◆ **Exercise objective**
Return the lines below that contain the word "this".

(Data extracted from a collection)
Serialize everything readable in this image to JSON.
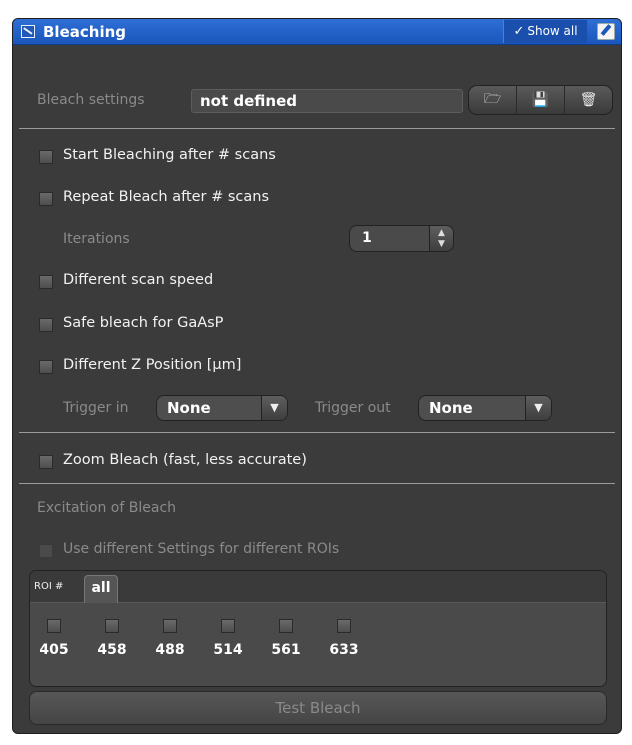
{
  "window": {
    "title": "Bleaching",
    "show_all_label": "Show all",
    "icons": {
      "panel": "collapse-panel-icon",
      "edit": "edit-icon",
      "check": "checkmark-icon"
    }
  },
  "bleach_settings": {
    "label": "Bleach settings",
    "value": "not defined",
    "buttons": [
      {
        "name": "open-folder-icon",
        "glyph": "🗁"
      },
      {
        "name": "save-disk-icon",
        "glyph": "💾"
      },
      {
        "name": "trash-icon",
        "glyph": "🗑"
      }
    ]
  },
  "options": {
    "start_bleaching": "Start Bleaching after # scans",
    "repeat_bleach": "Repeat Bleach after # scans",
    "iterations_label": "Iterations",
    "iterations_value": "1",
    "different_scan_speed": "Different scan speed",
    "safe_bleach": "Safe bleach for GaAsP",
    "different_z": "Different Z Position [µm]",
    "trigger_in_label": "Trigger in",
    "trigger_in_value": "None",
    "trigger_out_label": "Trigger out",
    "trigger_out_value": "None",
    "zoom_bleach": "Zoom Bleach (fast, less accurate)"
  },
  "excitation": {
    "heading": "Excitation of Bleach",
    "different_settings": "Use different Settings for different ROIs",
    "roi_label": "ROI #",
    "roi_tab": "all",
    "lasers": [
      "405",
      "458",
      "488",
      "514",
      "561",
      "633"
    ]
  },
  "test_bleach_label": "Test Bleach",
  "colors": {
    "title_bar": "#1f5fc8",
    "panel_bg": "#3b3b3b",
    "text": "#f2f2f2",
    "disabled_text": "#8a8a8a"
  }
}
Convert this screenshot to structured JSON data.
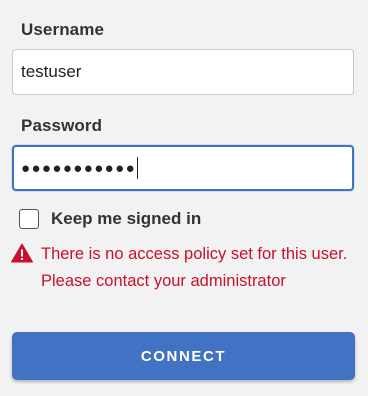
{
  "form": {
    "username": {
      "label": "Username",
      "value": "testuser"
    },
    "password": {
      "label": "Password",
      "masked_value": "●●●●●●●●●●●"
    },
    "keep_signed_in": {
      "label": "Keep me signed in",
      "checked": false
    },
    "error": {
      "icon": "warning-triangle-icon",
      "message": "There is no access policy set for this user. Please contact your administrator"
    },
    "connect_button": {
      "label": "CONNECT"
    }
  },
  "colors": {
    "background": "#f2f2f2",
    "focus_border": "#3b74c2",
    "error_text": "#c8102e",
    "button": "#4272c4"
  }
}
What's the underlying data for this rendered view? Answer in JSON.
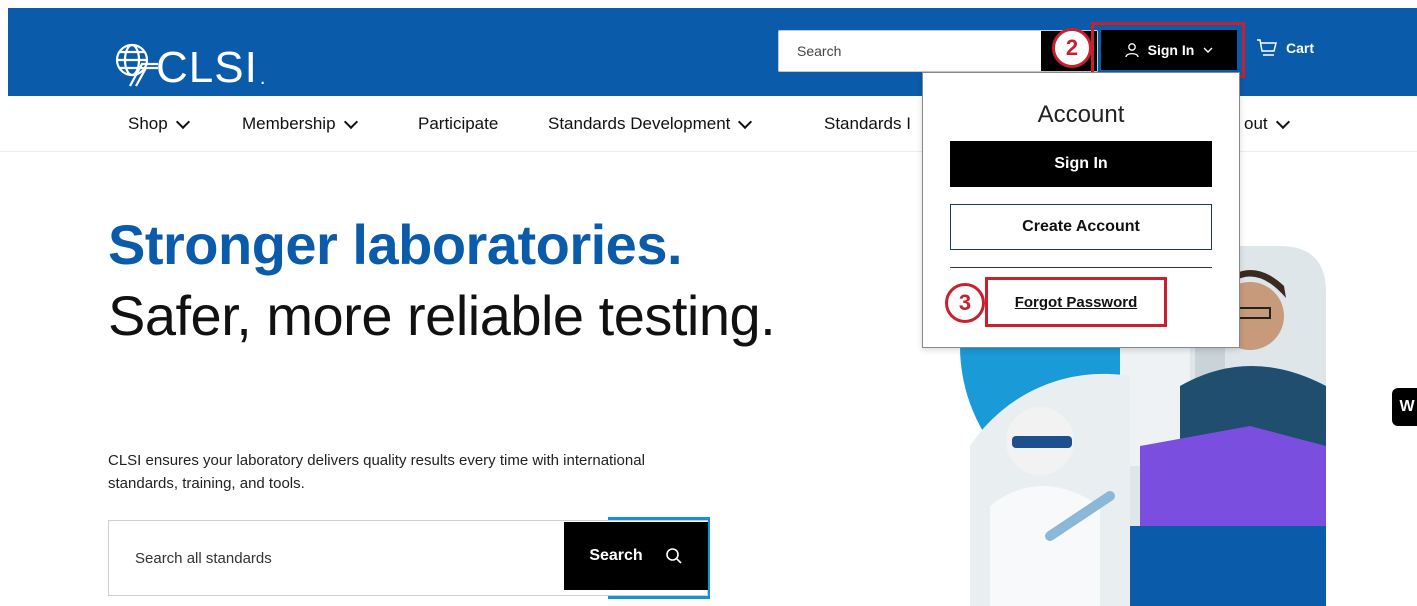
{
  "header": {
    "logo_text": "CLSI",
    "logo_suffix": ".",
    "search_placeholder": "Search",
    "signin_label": "Sign In",
    "cart_label": "Cart"
  },
  "steps": {
    "step2": "2",
    "step3": "3"
  },
  "nav": {
    "items": [
      {
        "label": "Shop"
      },
      {
        "label": "Membership"
      },
      {
        "label": "Participate"
      },
      {
        "label": "Standards Development"
      },
      {
        "label": "Standards I"
      },
      {
        "label": "out"
      }
    ]
  },
  "account_dropdown": {
    "title": "Account",
    "signin_label": "Sign In",
    "create_label": "Create Account",
    "forgot_label": "Forgot Password"
  },
  "hero": {
    "headline": "Stronger laboratories.",
    "subheadline": "Safer, more reliable testing.",
    "description": "CLSI ensures your laboratory delivers quality results every time with international standards, training, and tools.",
    "search_placeholder": "Search all standards",
    "search_button": "Search"
  },
  "side_chip": "W",
  "colors": {
    "brand_blue": "#0b5bab",
    "accent_blue": "#1492d4",
    "highlight_red": "#c8202f",
    "black": "#000000"
  }
}
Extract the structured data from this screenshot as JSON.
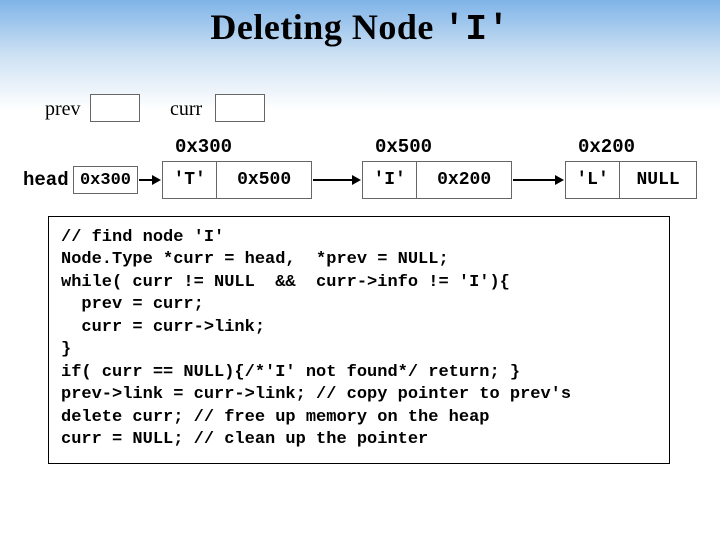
{
  "title_prefix": "Deleting Node ",
  "title_mono": "'I'",
  "labels": {
    "prev": "prev",
    "curr": "curr",
    "head": "head",
    "head_addr": "0x300"
  },
  "addresses": {
    "t": "0x300",
    "i": "0x500",
    "l": "0x200"
  },
  "nodes": {
    "t_info": "'T'",
    "t_link": "0x500",
    "i_info": "'I'",
    "i_link": "0x200",
    "l_info": "'L'",
    "l_link": "NULL"
  },
  "code": "// find node 'I'\nNode.Type *curr = head,  *prev = NULL;\nwhile( curr != NULL  &&  curr->info != 'I'){\n  prev = curr;\n  curr = curr->link;\n}\nif( curr == NULL){/*'I' not found*/ return; }\nprev->link = curr->link; // copy pointer to prev's\ndelete curr; // free up memory on the heap\ncurr = NULL; // clean up the pointer"
}
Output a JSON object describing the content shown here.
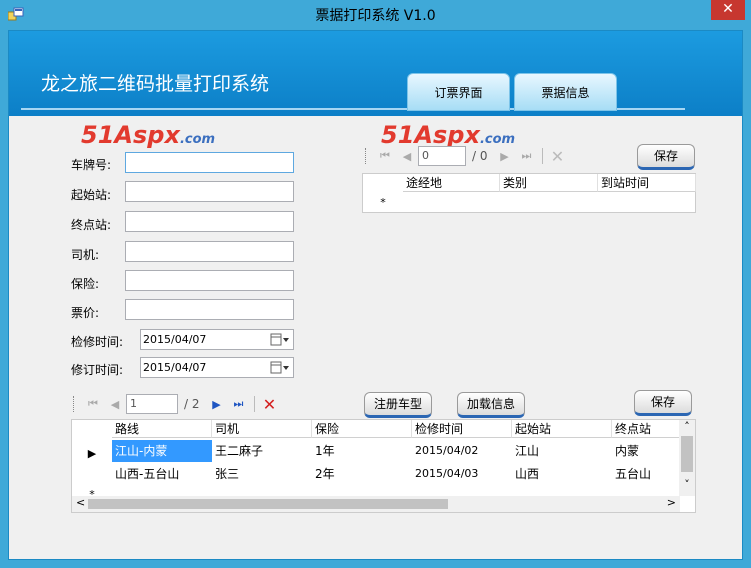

◆ **Task result**
Serialize everything readable in this image to JSON.
Convert this screenshot to structured JSON data.
      "message": "There is no access policy set for this user. Please contact your administrator"
What's the underlying data for this rendered view? Answer in JSON.
Extract the structured data from this screenshot as JSON.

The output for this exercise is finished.